The coiled-coil dimerization interface is oriented almost perpendicular to the DNA axis, giving the complex the appearance of the letter T. There are no kinks or sharp bends in either bZIP monomer. Numerous contacts to DNA bases and phosphate oxygens are made by basic region residues that are conserved in the bZIP protein family. The details of the bZIP dimer interaction with DNA can explain recognition of the AP-1 site by the GCN4 protein.

Reference

1. Ellenberger TE, Brandl CJ, Struhl K, Harrison SC ,Cell 1992 Dec 24;71(7):1223-37
2. O'Shea EK, Klemm JD, Kim PS, Alber T Science 1991 Oct 25;254(5031):539-44

The Zinc Finger

The zinc finger DNA-binding motif occurs in many proteins that regulate eukaryotic gene expression. The "finger" consists of about 30 amino acids; four of the residues, either 4 Cys or 2 Cys+ 2 His, coordinating a single Zn2+ ion. An example, found in the Zif268 protein, of a Zn2+ ion tetrahedrally coordinated to 2 Cys and 2 His residues is shown below:

Several fingers may be found in a single protein, the highest number found to date being 37. Zinc fingers may contain residues involved in sequence discimination, or may bind the DNA non-specifically

The crystal structure of a complex containing the three zinc fingers from Zif268 (a mouse immediate early protein) and a consensus DNA-binding site has been determined at 2.1 angstroms resolution and refined to a crystallographic R factor of 18.2 percent.

In this complex, the zinc fingers bind in the major groove of B-DNA and wrap part way around the double helix.
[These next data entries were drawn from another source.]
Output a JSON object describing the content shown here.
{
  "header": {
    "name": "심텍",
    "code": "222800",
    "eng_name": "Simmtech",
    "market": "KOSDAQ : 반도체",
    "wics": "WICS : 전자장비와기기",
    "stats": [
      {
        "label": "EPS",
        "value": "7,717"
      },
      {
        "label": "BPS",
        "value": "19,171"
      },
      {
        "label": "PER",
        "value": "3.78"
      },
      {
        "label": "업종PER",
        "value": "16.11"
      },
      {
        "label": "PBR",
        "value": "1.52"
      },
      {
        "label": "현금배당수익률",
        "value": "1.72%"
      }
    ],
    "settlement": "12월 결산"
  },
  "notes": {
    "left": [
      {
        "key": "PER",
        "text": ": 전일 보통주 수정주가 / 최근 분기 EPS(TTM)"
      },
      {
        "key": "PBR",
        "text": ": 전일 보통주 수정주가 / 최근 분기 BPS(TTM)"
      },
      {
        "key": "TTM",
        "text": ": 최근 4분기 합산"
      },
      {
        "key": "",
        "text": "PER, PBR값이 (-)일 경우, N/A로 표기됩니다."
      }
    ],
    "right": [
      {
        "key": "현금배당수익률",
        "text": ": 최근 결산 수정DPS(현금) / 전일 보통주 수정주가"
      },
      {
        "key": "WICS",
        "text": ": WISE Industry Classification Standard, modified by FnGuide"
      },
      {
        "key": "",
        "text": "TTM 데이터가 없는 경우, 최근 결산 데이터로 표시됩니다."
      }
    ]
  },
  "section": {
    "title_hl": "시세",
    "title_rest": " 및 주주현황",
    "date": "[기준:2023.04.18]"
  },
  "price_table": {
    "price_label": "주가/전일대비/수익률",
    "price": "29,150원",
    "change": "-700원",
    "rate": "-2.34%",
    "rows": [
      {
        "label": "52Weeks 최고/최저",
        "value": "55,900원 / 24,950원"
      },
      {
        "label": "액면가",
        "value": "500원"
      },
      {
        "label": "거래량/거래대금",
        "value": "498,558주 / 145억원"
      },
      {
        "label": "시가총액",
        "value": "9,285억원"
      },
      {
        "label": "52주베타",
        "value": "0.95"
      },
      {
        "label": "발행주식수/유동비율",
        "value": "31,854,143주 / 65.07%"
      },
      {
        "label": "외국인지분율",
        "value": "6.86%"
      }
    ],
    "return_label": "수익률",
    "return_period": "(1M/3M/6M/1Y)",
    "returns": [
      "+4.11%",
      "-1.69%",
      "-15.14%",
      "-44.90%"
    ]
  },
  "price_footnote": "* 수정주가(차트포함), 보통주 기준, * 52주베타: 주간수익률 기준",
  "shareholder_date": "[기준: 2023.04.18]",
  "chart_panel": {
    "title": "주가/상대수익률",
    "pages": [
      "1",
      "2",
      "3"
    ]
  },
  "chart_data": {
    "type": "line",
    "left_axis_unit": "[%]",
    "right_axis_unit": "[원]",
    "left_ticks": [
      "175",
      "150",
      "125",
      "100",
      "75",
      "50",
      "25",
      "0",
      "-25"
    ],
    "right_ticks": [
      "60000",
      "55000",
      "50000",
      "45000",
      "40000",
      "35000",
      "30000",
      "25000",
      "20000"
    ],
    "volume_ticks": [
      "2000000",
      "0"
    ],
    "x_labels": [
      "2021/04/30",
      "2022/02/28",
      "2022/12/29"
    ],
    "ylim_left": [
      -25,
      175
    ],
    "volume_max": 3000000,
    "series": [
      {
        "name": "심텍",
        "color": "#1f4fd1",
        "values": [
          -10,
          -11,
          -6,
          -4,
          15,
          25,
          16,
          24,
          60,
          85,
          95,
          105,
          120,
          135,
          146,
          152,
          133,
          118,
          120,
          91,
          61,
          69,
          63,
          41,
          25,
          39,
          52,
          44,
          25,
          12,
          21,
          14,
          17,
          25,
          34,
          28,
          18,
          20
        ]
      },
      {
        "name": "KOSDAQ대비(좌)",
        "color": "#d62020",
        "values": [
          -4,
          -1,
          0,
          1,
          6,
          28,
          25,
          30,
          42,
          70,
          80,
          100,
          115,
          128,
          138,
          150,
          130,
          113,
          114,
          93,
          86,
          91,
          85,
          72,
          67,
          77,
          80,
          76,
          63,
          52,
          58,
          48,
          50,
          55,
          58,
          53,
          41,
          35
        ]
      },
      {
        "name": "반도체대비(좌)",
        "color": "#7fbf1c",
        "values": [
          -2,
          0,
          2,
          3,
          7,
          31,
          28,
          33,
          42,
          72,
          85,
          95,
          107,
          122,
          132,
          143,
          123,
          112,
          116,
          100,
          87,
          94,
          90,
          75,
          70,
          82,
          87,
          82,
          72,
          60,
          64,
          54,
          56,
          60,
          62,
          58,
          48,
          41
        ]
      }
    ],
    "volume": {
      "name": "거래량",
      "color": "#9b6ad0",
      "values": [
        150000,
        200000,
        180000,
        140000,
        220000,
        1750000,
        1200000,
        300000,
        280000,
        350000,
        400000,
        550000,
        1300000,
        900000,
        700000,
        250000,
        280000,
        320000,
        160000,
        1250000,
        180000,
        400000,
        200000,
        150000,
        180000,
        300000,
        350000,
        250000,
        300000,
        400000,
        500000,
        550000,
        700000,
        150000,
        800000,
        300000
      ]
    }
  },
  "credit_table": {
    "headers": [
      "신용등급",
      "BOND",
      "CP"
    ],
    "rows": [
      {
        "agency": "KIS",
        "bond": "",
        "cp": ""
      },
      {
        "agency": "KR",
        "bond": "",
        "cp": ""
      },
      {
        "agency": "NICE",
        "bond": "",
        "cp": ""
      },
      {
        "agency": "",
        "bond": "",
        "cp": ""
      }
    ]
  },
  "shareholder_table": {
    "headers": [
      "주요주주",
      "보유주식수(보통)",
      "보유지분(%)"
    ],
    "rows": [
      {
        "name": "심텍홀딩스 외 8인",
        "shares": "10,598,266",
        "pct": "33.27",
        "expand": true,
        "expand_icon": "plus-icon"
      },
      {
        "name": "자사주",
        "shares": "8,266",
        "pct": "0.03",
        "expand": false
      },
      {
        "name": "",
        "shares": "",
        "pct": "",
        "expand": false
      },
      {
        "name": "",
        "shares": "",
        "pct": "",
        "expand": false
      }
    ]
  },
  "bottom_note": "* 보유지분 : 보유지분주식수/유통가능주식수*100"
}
Each finger has a similar relation to the DNA and makes its primary contacts in a three-base pair subsite.

Residues from the amino-terminal portion of an alpha helix contact the bases, and most of the contracts are made with the guanine-rich strand of the DNA. This structure provides a framework for understanding how zinc fingers recognize DNA and suggests that this motif may provide a useful basis for the design of novel DNA-binding proteins.

Reference

Pavletich NP, Pabo CO,Science 1991 May 10;252(5007):809-17

The protein shown below is a specific DNA complex of the 65-residue, N-terminal fragment of the yeast transcriptional activator, GAL4.

. The protein binds as a dimer to a symmetrical 17-base-pair sequence. A small, Zn(2+)-containing domain recognizes a conserved CCG triplet at each end of the site through direct contacts with the major groove. A short coiled-coil dimerization element imposes 2-fold symmetry.

A segment of extended polypeptide chain links the metal-binding module to the dimerization element and specifies the length of the site. The relatively open structure of the complex would allow another protein to bind coordinately with GAL4.

Reference

Marmorstein R, Carey M, Ptashne M, Harrison SC, Nature 1992 Apr 2;356(6368):408-14

Acknowledgements

The images for the binding motifs were abtained by searching through the Protein Bank Database. The DNA-protein complexes were obtained from Image Library of Biological Macromolecules in Jena, Germany.